Rounding out the touring lineup were guitarist Randell K, keyboardist Gary Griffin, bassist Bob Lizik, percussionist Jim Laspesa, drummer Mike D’Amico and multi-instrumentalist Probyn Gregory. They are a really solid band, providing Wilson everything he needs to do his legend proud. It wasn’t flawless, but was very tight.

Brian Wilson is truly one of the true greats of rock history, and one of the most gifted musicians of his generation. The Beach Boys co-founder was the chief songwriter of the legendary group’s biggest hits, and he ended up influencing countless artists that came after him.

Chicago celebrates a new album and 55 years together

In 1974, three Beach Boys — Al Jardine and Wilson’s younger brothers, Dennis and Carl — added harmonies to the Chicago classic “Wishing You Were Here.” A year later, the two groups launched the first of two Beachago tours. 

Chicago had nearly as many musicians on stage as Wilson’s band — 10 in all, including founding members Robert Lamm on keyboards, keytar and vocals, Lee Loughnane on trumpet and vocals, and James Pankow on trombone and his larger-than-life personality. He kind of takes main stage as the leader with his outgoingness and telling stories to the crowd in between songs with his energy always high.

They celebrated their new release, 38th studio album, called “Born For This Moment.” by sharing a highlight titled “If This Is Goodbye,”.  Chicago is also celebrating the fact that this year marks their 55th anniversary. 

Chicago setlist went heavy on the hits

They certainly touched on many of the songs that now define their place in music history, including such hits as “Beginnings,” “Make Me Smile,” “25 or 6 to 4,” “Does Anybody Really Know What Time It Is?,” “Free,” “Saturday in the Park” and “Feelin’ Stronger Every Day.”

If you own “Chicago IX: Chicago’s Greatest Hits,” you went in really well prepared, because they played the whole thing in addition to such later hits as “If You Leave Me Now,” “Hard to Say I’m Sorry” and “You’re the Inspiration.”

Neil Donell’s vocals on those later hits were often awe-inspiring, especially that high note that refused to end on “You’re the Inspiration.” “Hard to Say I’m Sorry” was another show of force for Donell’s vocals. During their cover of the Spencer Davis Group hit “I’m a Man” (as featured on 1969’s “The Chicago Transit Authority”), they relinquished the stage to drummer Wally Reyes, Jr. and percussionist Ramon “Ray” Yslas, who earned a spontaneous standing ovation for an extended solo that offset dazzling displays of proficiency with personality.Ray Herrmann also had plenty of opportunities to show what he can do on sax.

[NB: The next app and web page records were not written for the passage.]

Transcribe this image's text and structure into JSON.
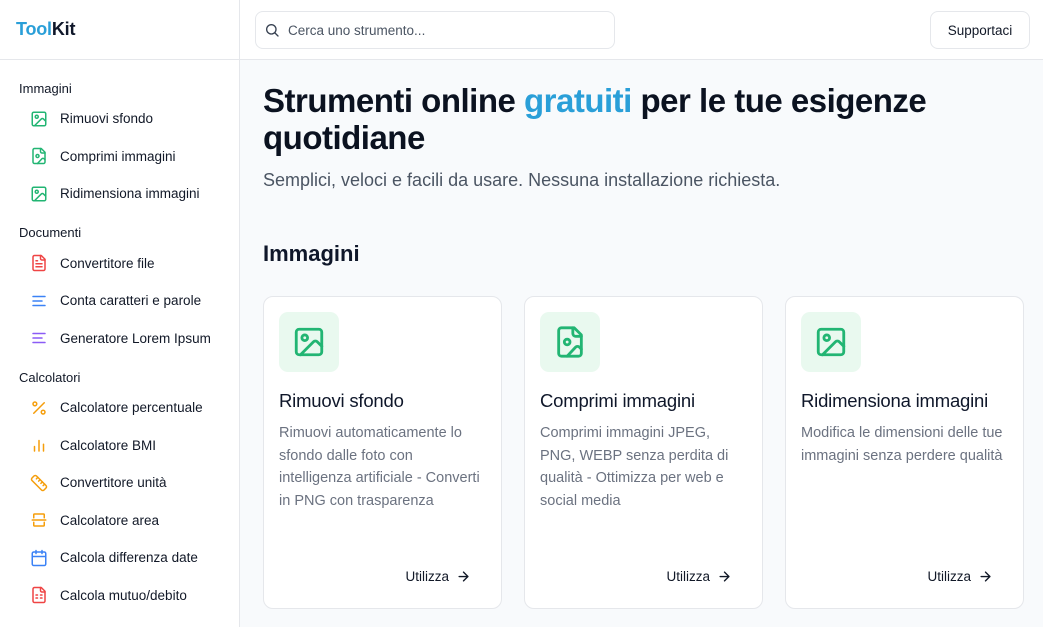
{
  "brand": {
    "part1": "Tool",
    "part2": "Kit",
    "accent_color": "#2a9fd8"
  },
  "search": {
    "placeholder": "Cerca uno strumento..."
  },
  "header": {
    "support_label": "Supportaci"
  },
  "sidebar": {
    "sections": [
      {
        "title": "Immagini",
        "items": [
          {
            "label": "Rimuovi sfondo",
            "icon": "image-icon",
            "color": "#22b573"
          },
          {
            "label": "Comprimi immagini",
            "icon": "file-image-icon",
            "color": "#22b573"
          },
          {
            "label": "Ridimensiona immagini",
            "icon": "image-icon",
            "color": "#22b573"
          }
        ]
      },
      {
        "title": "Documenti",
        "items": [
          {
            "label": "Convertitore file",
            "icon": "file-text-icon",
            "color": "#ef4444"
          },
          {
            "label": "Conta caratteri e parole",
            "icon": "text-lines-icon",
            "color": "#3b82f6"
          },
          {
            "label": "Generatore Lorem Ipsum",
            "icon": "text-lines-icon",
            "color": "#8b5cf6"
          }
        ]
      },
      {
        "title": "Calcolatori",
        "items": [
          {
            "label": "Calcolatore percentuale",
            "icon": "percent-icon",
            "color": "#f59e0b"
          },
          {
            "label": "Calcolatore BMI",
            "icon": "bar-chart-icon",
            "color": "#f59e0b"
          },
          {
            "label": "Convertitore unità",
            "icon": "ruler-icon",
            "color": "#f59e0b"
          },
          {
            "label": "Calcolatore area",
            "icon": "area-icon",
            "color": "#f59e0b"
          },
          {
            "label": "Calcola differenza date",
            "icon": "calendar-icon",
            "color": "#3b82f6"
          },
          {
            "label": "Calcola mutuo/debito",
            "icon": "calculator-file-icon",
            "color": "#ef4444"
          }
        ]
      }
    ]
  },
  "hero": {
    "title_part1": "Strumenti online ",
    "title_accent": "gratuiti",
    "title_part2": " per le tue esigenze quotidiane",
    "subtitle": "Semplici, veloci e facili da usare. Nessuna installazione richiesta."
  },
  "category": {
    "title": "Immagini"
  },
  "cards": [
    {
      "title": "Rimuovi sfondo",
      "description": "Rimuovi automaticamente lo sfondo dalle foto con intelligenza artificiale - Converti in PNG con trasparenza",
      "action": "Utilizza",
      "icon": "image-icon"
    },
    {
      "title": "Comprimi immagini",
      "description": "Comprimi immagini JPEG, PNG, WEBP senza perdita di qualità - Ottimizza per web e social media",
      "action": "Utilizza",
      "icon": "file-image-icon"
    },
    {
      "title": "Ridimensiona immagini",
      "description": "Modifica le dimensioni delle tue immagini senza perdere qualità",
      "action": "Utilizza",
      "icon": "image-icon"
    }
  ]
}
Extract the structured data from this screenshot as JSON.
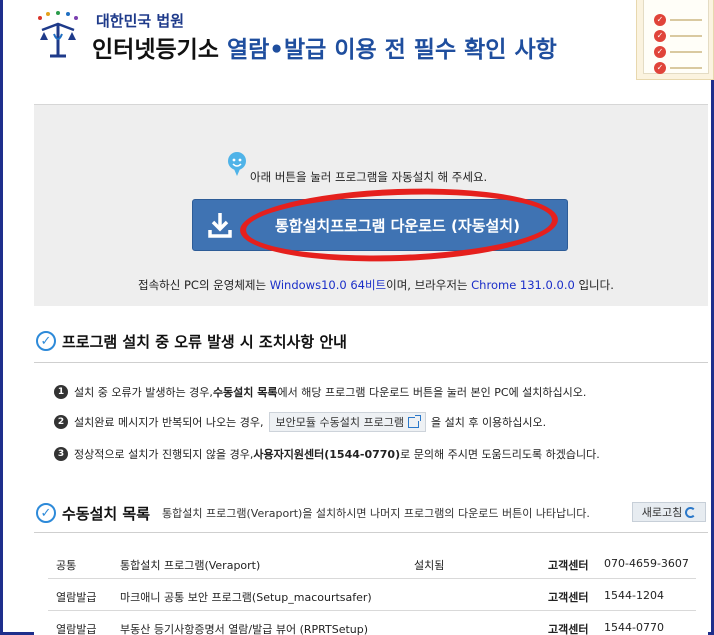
{
  "header": {
    "court_name": "대한민국 법원",
    "title_plain": "인터넷등기소 ",
    "title_accent": "열람•발급 이용 전 필수 확인 사항"
  },
  "download": {
    "notice": "아래 버튼을 눌러 프로그램을 자동설치 해 주세요.",
    "button_label": "통합설치프로그램 다운로드 (자동설치)",
    "os_prefix": "접속하신 PC의 운영체제는 ",
    "os_value": "Windows10.0 64비트",
    "os_mid": "이며, 브라우저는 ",
    "browser_value": "Chrome 131.0.0.0",
    "os_suffix": " 입니다."
  },
  "error_guide": {
    "title": "프로그램 설치 중 오류 발생 시 조치사항 안내",
    "items": [
      {
        "num": "1",
        "pre": "설치 중 오류가 발생하는 경우, ",
        "bold": "수동설치 목록",
        "post": "에서 해당 프로그램 다운로드 버튼을 눌러 본인 PC에 설치하십시오."
      },
      {
        "num": "2",
        "pre": "설치완료 메시지가 반복되어 나오는 경우,",
        "button": "보안모듈 수동설치 프로그램",
        "post": "을 설치 후 이용하십시오."
      },
      {
        "num": "3",
        "pre": "정상적으로 설치가 진행되지 않을 경우, ",
        "bold": "사용자지원센터(1544-0770)",
        "post": "로 문의해 주시면 도움드리도록 하겠습니다."
      }
    ]
  },
  "manual_list": {
    "title": "수동설치 목록",
    "subtitle": "통합설치 프로그램(Veraport)을 설치하시면 나머지 프로그램의 다운로드 버튼이 나타납니다.",
    "refresh_label": "새로고침",
    "rows": [
      {
        "category": "공통",
        "name": "통합설치 프로그램(Veraport)",
        "status": "설치됨",
        "center_label": "고객센터",
        "phone": "070-4659-3607"
      },
      {
        "category": "열람발급",
        "name": "마크애니 공통 보안 프로그램(Setup_macourtsafer)",
        "status": "",
        "center_label": "고객센터",
        "phone": "1544-1204"
      },
      {
        "category": "열람발급",
        "name": "부동산 등기사항증명서 열람/발급 뷰어 (RPRTSetup)",
        "status": "",
        "center_label": "고객센터",
        "phone": "1544-0770"
      }
    ]
  },
  "colors": {
    "accent": "#1f4e9e",
    "button": "#3f73b3",
    "highlight_ring": "#e5201d",
    "frame": "#1e2f8c"
  }
}
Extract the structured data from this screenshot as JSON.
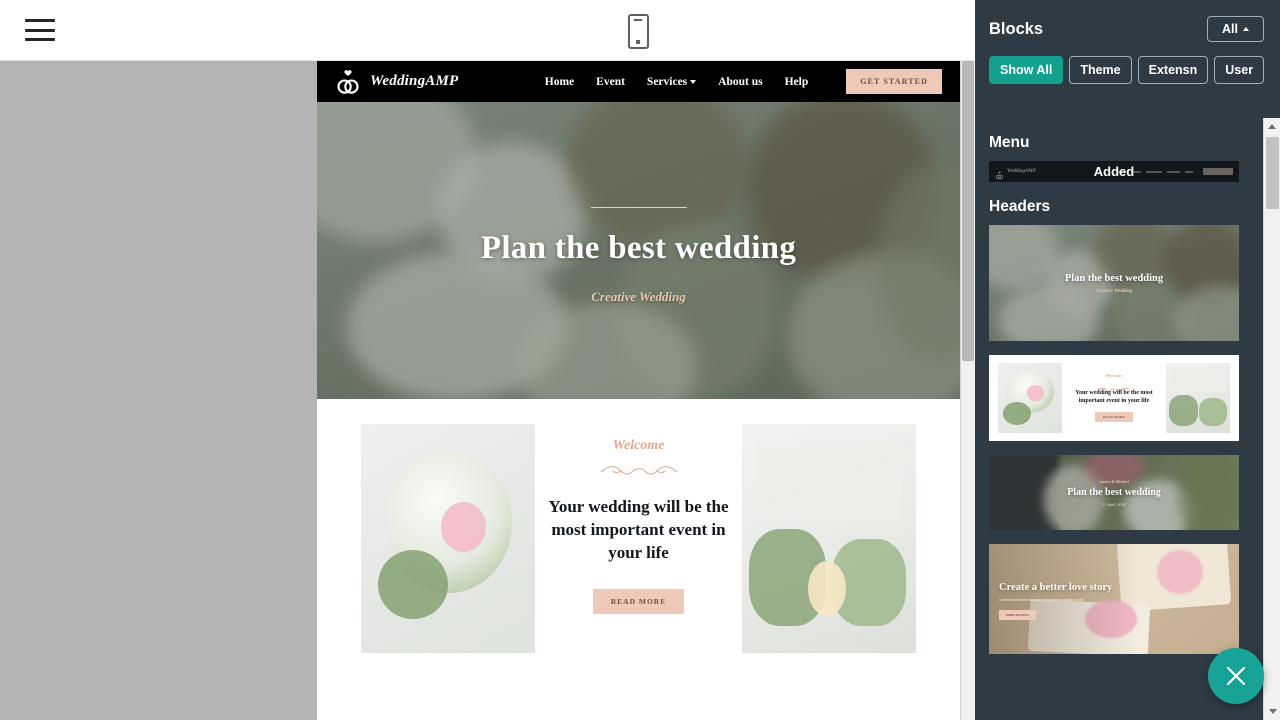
{
  "toolbar": {
    "menu_icon": "hamburger-icon",
    "preview_icon": "mobile-preview-icon"
  },
  "site": {
    "brand": "WeddingAMP",
    "logo_icon": "wedding-rings-heart-icon",
    "nav": [
      {
        "label": "Home",
        "has_caret": false
      },
      {
        "label": "Event",
        "has_caret": false
      },
      {
        "label": "Services",
        "has_caret": true
      },
      {
        "label": "About us",
        "has_caret": false
      },
      {
        "label": "Help",
        "has_caret": false
      }
    ],
    "cta": "GET STARTED",
    "hero": {
      "title": "Plan the best wedding",
      "subtitle": "Creative Wedding"
    },
    "welcome": {
      "kicker": "Welcome",
      "heading": "Your wedding will be the most important event in your life",
      "button": "READ MORE"
    }
  },
  "panel": {
    "title": "Blocks",
    "all_button": "All",
    "filters": [
      {
        "label": "Show All",
        "active": true
      },
      {
        "label": "Theme",
        "active": false
      },
      {
        "label": "Extensn",
        "active": false
      },
      {
        "label": "User",
        "active": false
      }
    ],
    "groups": [
      {
        "title": "Menu",
        "items": [
          {
            "type": "menu",
            "badge": "Added",
            "brand": "WeddingAMP",
            "cta": "GET STARTED"
          }
        ]
      },
      {
        "title": "Headers",
        "items": [
          {
            "type": "hero",
            "title": "Plan the best wedding",
            "subtitle": "Creative Wedding"
          },
          {
            "type": "welcome",
            "kicker": "Welcome",
            "heading": "Your wedding will be the most important event in your life",
            "button": "READ MORE"
          },
          {
            "type": "hands",
            "pretitle": "Jessica & Michael",
            "title": "Plan the best wedding",
            "subtitle": "11 April, 2018"
          },
          {
            "type": "gifts",
            "title": "Create a better love story",
            "description": "Lorem ipsum dolor sit amet, consectetur adipisicing elit",
            "button": "MORE DETAILS"
          }
        ]
      }
    ],
    "close_fab_icon": "close-icon",
    "accent_color": "#17a398",
    "panel_bg": "#2f3b44"
  }
}
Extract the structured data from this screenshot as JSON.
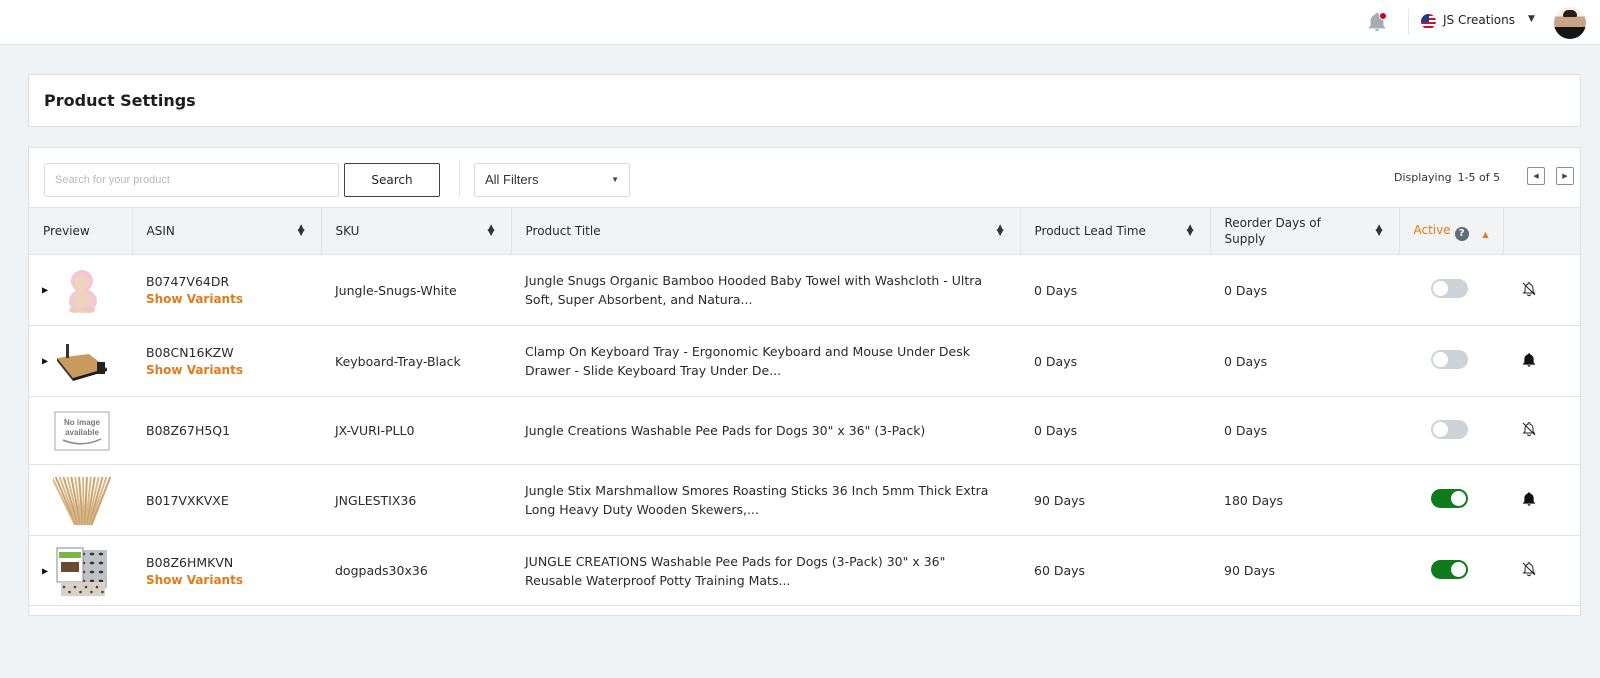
{
  "topbar": {
    "notification_icon": "bell-icon",
    "account_flag": "us-flag-icon",
    "account_name": "JS Creations",
    "account_caret": "▼",
    "avatar": "user-avatar"
  },
  "page": {
    "title": "Product Settings"
  },
  "toolbar": {
    "search_placeholder": "Search for your product",
    "search_value": "",
    "search_button": "Search",
    "filter_selected": "All Filters",
    "filter_caret": "▾",
    "displaying_label": "Displaying",
    "displaying_range": "1-5 of 5",
    "prev_icon": "◀",
    "next_icon": "▶"
  },
  "table": {
    "columns": [
      {
        "label": "Preview",
        "sortable": false
      },
      {
        "label": "ASIN",
        "sortable": true
      },
      {
        "label": "SKU",
        "sortable": true
      },
      {
        "label": "Product Title",
        "sortable": true
      },
      {
        "label": "Product Lead Time",
        "sortable": true
      },
      {
        "label": "Reorder Days of Supply",
        "sortable": true
      },
      {
        "label": "Active",
        "sortable": true,
        "sorted": "ascending",
        "help": "?"
      },
      {
        "label": "",
        "sortable": false
      }
    ],
    "sort_glyph_up": "▲",
    "sort_glyph_down": "▼",
    "rows": [
      {
        "expandable": true,
        "expand_icon": "▶",
        "preview": "baby-towel-image",
        "asin": "B0747V64DR",
        "show_variants": "Show Variants",
        "sku": "Jungle-Snugs-White",
        "title": "Jungle Snugs Organic Bamboo Hooded Baby Towel with Washcloth - Ultra Soft, Super Absorbent, and Natura...",
        "lead_time": "0 Days",
        "reorder_days": "0 Days",
        "active": false,
        "alerts": "muted"
      },
      {
        "expandable": true,
        "expand_icon": "▶",
        "preview": "keyboard-tray-image",
        "asin": "B08CN16KZW",
        "show_variants": "Show Variants",
        "sku": "Keyboard-Tray-Black",
        "title": "Clamp On Keyboard Tray - Ergonomic Keyboard and Mouse Under Desk Drawer - Slide Keyboard Tray Under De...",
        "lead_time": "0 Days",
        "reorder_days": "0 Days",
        "active": false,
        "alerts": "on"
      },
      {
        "expandable": false,
        "expand_icon": "",
        "preview": "no-image-available",
        "preview_text": "No image available",
        "asin": "B08Z67H5Q1",
        "show_variants": "",
        "sku": "JX-VURI-PLL0",
        "title": "Jungle Creations Washable Pee Pads for Dogs 30\" x 36\" (3-Pack)",
        "lead_time": "0 Days",
        "reorder_days": "0 Days",
        "active": false,
        "alerts": "muted"
      },
      {
        "expandable": false,
        "expand_icon": "",
        "preview": "roasting-sticks-image",
        "asin": "B017VXKVXE",
        "show_variants": "",
        "sku": "JNGLESTIX36",
        "title": "Jungle Stix Marshmallow Smores Roasting Sticks 36 Inch 5mm Thick Extra Long Heavy Duty Wooden Skewers,...",
        "lead_time": "90 Days",
        "reorder_days": "180 Days",
        "active": true,
        "alerts": "on"
      },
      {
        "expandable": true,
        "expand_icon": "▶",
        "preview": "dog-pads-image",
        "asin": "B08Z6HMKVN",
        "show_variants": "Show Variants",
        "sku": "dogpads30x36",
        "title": "JUNGLE CREATIONS Washable Pee Pads for Dogs (3-Pack) 30\" x 36\" Reusable Waterproof Potty Training Mats...",
        "lead_time": "60 Days",
        "reorder_days": "90 Days",
        "active": true,
        "alerts": "muted"
      }
    ]
  },
  "colors": {
    "accent_orange": "#e07b1a",
    "toggle_on": "#0f7b1c",
    "toggle_off": "#cdd3d6",
    "notification_dot": "#d0021b",
    "page_bg": "#f0f3f6"
  }
}
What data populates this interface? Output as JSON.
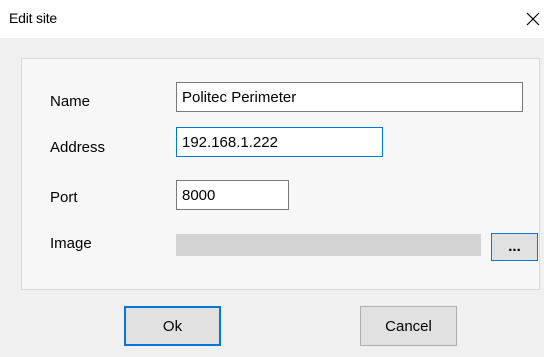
{
  "dialog": {
    "title": "Edit site"
  },
  "form": {
    "name_label": "Name",
    "name_value": "Politec Perimeter",
    "address_label": "Address",
    "address_value": "192.168.1.222",
    "port_label": "Port",
    "port_value": "8000",
    "image_label": "Image",
    "browse_label": "..."
  },
  "buttons": {
    "ok_label": "Ok",
    "cancel_label": "Cancel"
  },
  "colors": {
    "accent": "#0078d7",
    "background": "#f0f0f0"
  },
  "icons": {
    "close": "close-icon"
  }
}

And guitarist Tony Obrohta turned in a number of impressive solos, from “(I’ve Been) Searchin’ So Long” to “You’re the Inspiration.” 

After bringing their set to a powerful conclusion with “Saturday in the Park” and “Feelin’ Stronger Every Day,” Chicago returned for an encore that opened with “Free” before Obrohta cranked out the opening riff of the song you knew they couldn’t leave without playing: “25 or 6 to 4,” which also featured a great vocal from Donell. Overall, the concert was fantastic and the sound was spectacular at the Forum in Inglewood.

Written by Todd Elliot and Jeff Zimerman